* _Items from an interface collection_
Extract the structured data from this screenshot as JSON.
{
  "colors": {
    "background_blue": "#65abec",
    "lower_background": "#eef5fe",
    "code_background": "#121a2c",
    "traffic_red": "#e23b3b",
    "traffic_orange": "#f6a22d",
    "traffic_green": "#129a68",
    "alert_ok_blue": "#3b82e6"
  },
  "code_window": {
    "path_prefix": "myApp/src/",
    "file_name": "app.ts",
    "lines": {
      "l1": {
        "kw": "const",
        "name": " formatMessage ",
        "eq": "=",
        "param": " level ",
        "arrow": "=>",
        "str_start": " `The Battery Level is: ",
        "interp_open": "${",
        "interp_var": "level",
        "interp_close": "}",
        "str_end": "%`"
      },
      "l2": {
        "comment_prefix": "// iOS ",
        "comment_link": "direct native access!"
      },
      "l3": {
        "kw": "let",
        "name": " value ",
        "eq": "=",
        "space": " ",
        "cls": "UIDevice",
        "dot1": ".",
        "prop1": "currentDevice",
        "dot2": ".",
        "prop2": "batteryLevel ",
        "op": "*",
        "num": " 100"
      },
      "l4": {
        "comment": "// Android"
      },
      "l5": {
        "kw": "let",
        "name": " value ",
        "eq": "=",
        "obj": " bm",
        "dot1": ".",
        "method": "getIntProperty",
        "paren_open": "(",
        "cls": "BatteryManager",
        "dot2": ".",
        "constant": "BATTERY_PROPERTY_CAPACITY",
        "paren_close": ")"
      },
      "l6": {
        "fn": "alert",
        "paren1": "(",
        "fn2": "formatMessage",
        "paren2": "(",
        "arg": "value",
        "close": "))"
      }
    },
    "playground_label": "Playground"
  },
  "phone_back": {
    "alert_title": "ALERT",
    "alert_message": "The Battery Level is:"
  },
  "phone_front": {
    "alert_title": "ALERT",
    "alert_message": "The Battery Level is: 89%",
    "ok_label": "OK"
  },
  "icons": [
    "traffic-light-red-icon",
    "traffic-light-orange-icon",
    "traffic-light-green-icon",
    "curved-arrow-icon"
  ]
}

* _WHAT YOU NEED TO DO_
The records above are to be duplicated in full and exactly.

* _ANSWER BELOW_
Extract the structured data from this screenshot as JSON.
{
  "colors": {
    "background_blue": "#65abec",
    "lower_background": "#eef5fe",
    "code_background": "#121a2c",
    "traffic_red": "#e23b3b",
    "traffic_orange": "#f6a22d",
    "traffic_green": "#129a68",
    "alert_ok_blue": "#3b82e6"
  },
  "code_window": {
    "path_prefix": "myApp/src/",
    "file_name": "app.ts",
    "lines": {
      "l1": {
        "kw": "const",
        "name": " formatMessage ",
        "eq": "=",
        "param": " level ",
        "arrow": "=>",
        "str_start": " `The Battery Level is: ",
        "interp_open": "${",
        "interp_var": "level",
        "interp_close": "}",
        "str_end": "%`"
      },
      "l2": {
        "comment_prefix": "// iOS ",
        "comment_link": "direct native access!"
      },
      "l3": {
        "kw": "let",
        "name": " value ",
        "eq": "=",
        "space": " ",
        "cls": "UIDevice",
        "dot1": ".",
        "prop1": "currentDevice",
        "dot2": ".",
        "prop2": "batteryLevel ",
        "op": "*",
        "num": " 100"
      },
      "l4": {
        "comment": "// Android"
      },
      "l5": {
        "kw": "let",
        "name": " value ",
        "eq": "=",
        "obj": " bm",
        "dot1": ".",
        "method": "getIntProperty",
        "paren_open": "(",
        "cls": "BatteryManager",
        "dot2": ".",
        "constant": "BATTERY_PROPERTY_CAPACITY",
        "paren_close": ")"
      },
      "l6": {
        "fn": "alert",
        "paren1": "(",
        "fn2": "formatMessage",
        "paren2": "(",
        "arg": "value",
        "close": "))"
      }
    },
    "playground_label": "Playground"
  },
  "phone_back": {
    "alert_title": "ALERT",
    "alert_message": "The Battery Level is:"
  },
  "phone_front": {
    "alert_title": "ALERT",
    "alert_message": "The Battery Level is: 89%",
    "ok_label": "OK"
  },
  "icons": [
    "traffic-light-red-icon",
    "traffic-light-orange-icon",
    "traffic-light-green-icon",
    "curved-arrow-icon"
  ]
}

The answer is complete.